REQUIRED ACTION >> Please tally the lines in the data below that include the string "genre", and reply with only the total.
***** DATA EXCERPTS *****
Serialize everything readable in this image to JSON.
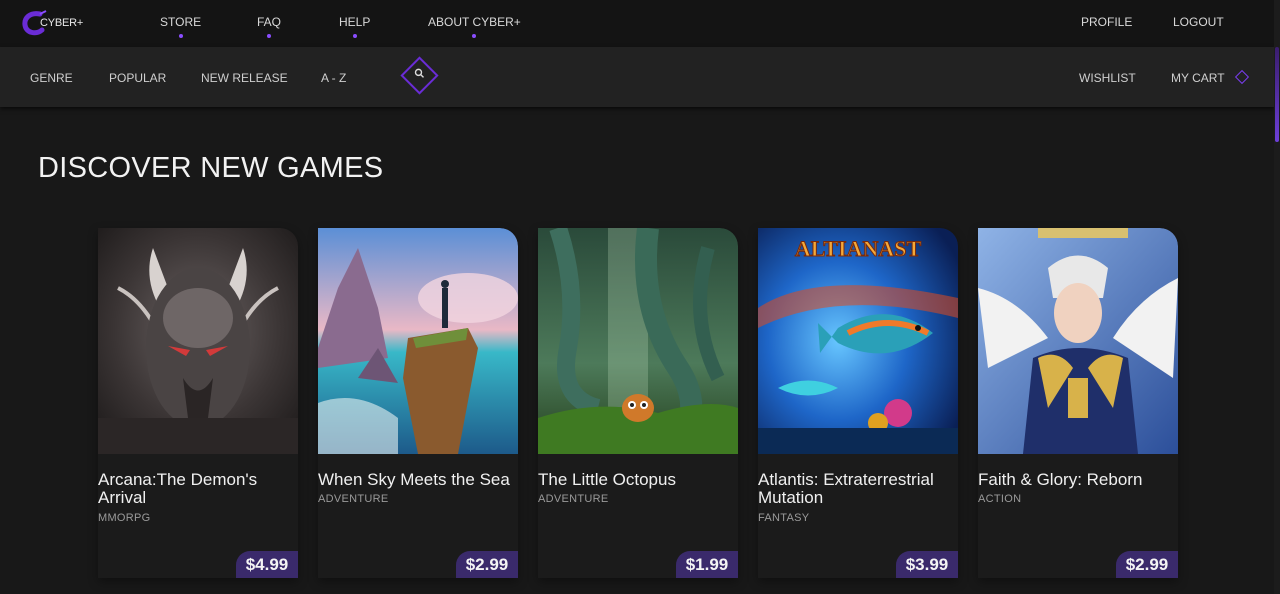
{
  "brand": {
    "logo_text": "CYBER+"
  },
  "top_nav": {
    "store": "STORE",
    "faq": "FAQ",
    "help": "HELP",
    "about": "ABOUT CYBER+",
    "profile": "PROFILE",
    "logout": "LOGOUT"
  },
  "sub_nav": {
    "genre": "GENRE",
    "popular": "POPULAR",
    "new_release": "NEW RELEASE",
    "a_z": "A - Z",
    "wishlist": "WISHLIST",
    "my_cart": "MY CART"
  },
  "colors": {
    "accent": "#6a2cd6",
    "price_badge": "#3a2a6b",
    "background": "#181818"
  },
  "main": {
    "title": "DISCOVER NEW GAMES",
    "games": [
      {
        "title": "Arcana:The Demon's Arrival",
        "genre": "MMORPG",
        "price": "$4.99",
        "image": "demon-mask-art"
      },
      {
        "title": "When Sky Meets the Sea",
        "genre": "ADVENTURE",
        "price": "$2.99",
        "image": "cliff-seascape-art"
      },
      {
        "title": "The Little Octopus",
        "genre": "ADVENTURE",
        "price": "$1.99",
        "image": "octopus-forest-art"
      },
      {
        "title": "Atlantis: Extraterrestrial Mutation",
        "genre": "FANTASY",
        "price": "$3.99",
        "image": "atlantis-fish-art",
        "image_text": "ALTIANAST"
      },
      {
        "title": "Faith & Glory: Reborn",
        "genre": "ACTION",
        "price": "$2.99",
        "image": "winged-knight-art"
      }
    ]
  }
}
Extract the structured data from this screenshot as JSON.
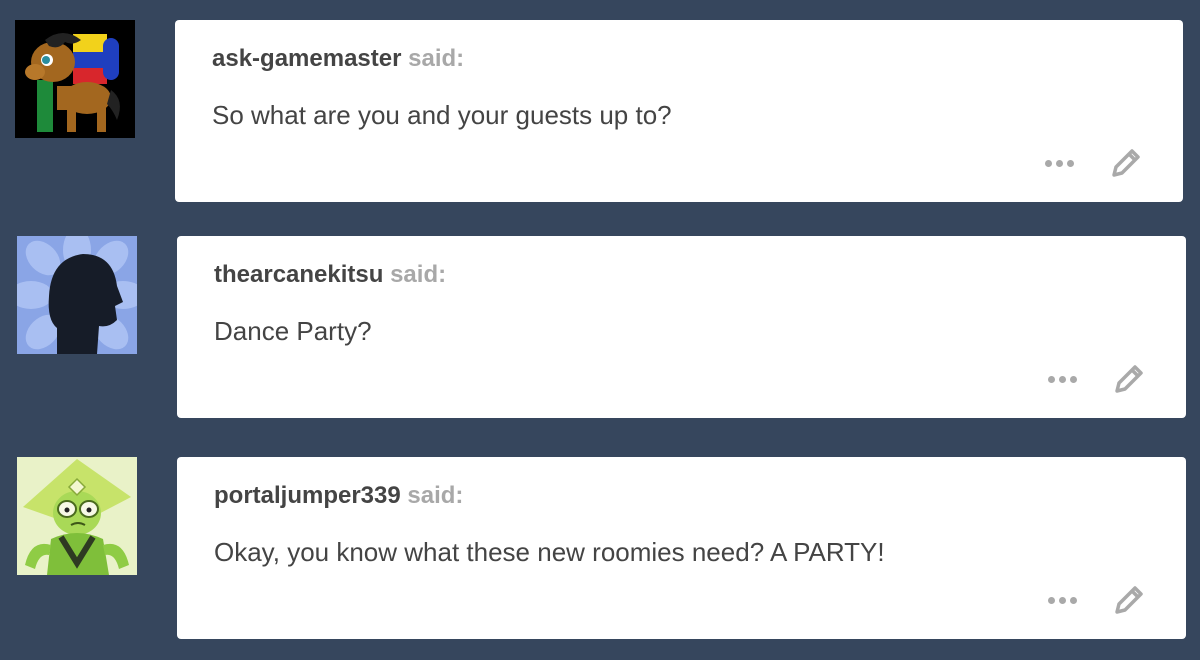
{
  "colors": {
    "background": "#36465d",
    "card": "#ffffff",
    "text": "#444444",
    "said": "#a8a8a8",
    "icon": "#a9a9a9"
  },
  "asks": [
    {
      "asker": "ask-gamemaster",
      "said": "said:",
      "question": "So what are you and your guests up to?",
      "avatar_icon": "pony-avatar",
      "more_icon": "ellipsis-icon",
      "edit_icon": "pencil-icon"
    },
    {
      "asker": "thearcanekitsu",
      "said": "said:",
      "question": "Dance Party?",
      "avatar_icon": "silhouette-avatar",
      "more_icon": "ellipsis-icon",
      "edit_icon": "pencil-icon"
    },
    {
      "asker": "portaljumper339",
      "said": "said:",
      "question": "Okay, you know what these new roomies need? A PARTY!",
      "avatar_icon": "peridot-avatar",
      "more_icon": "ellipsis-icon",
      "edit_icon": "pencil-icon"
    }
  ]
}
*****
PROBLEM SOLUTION >> 6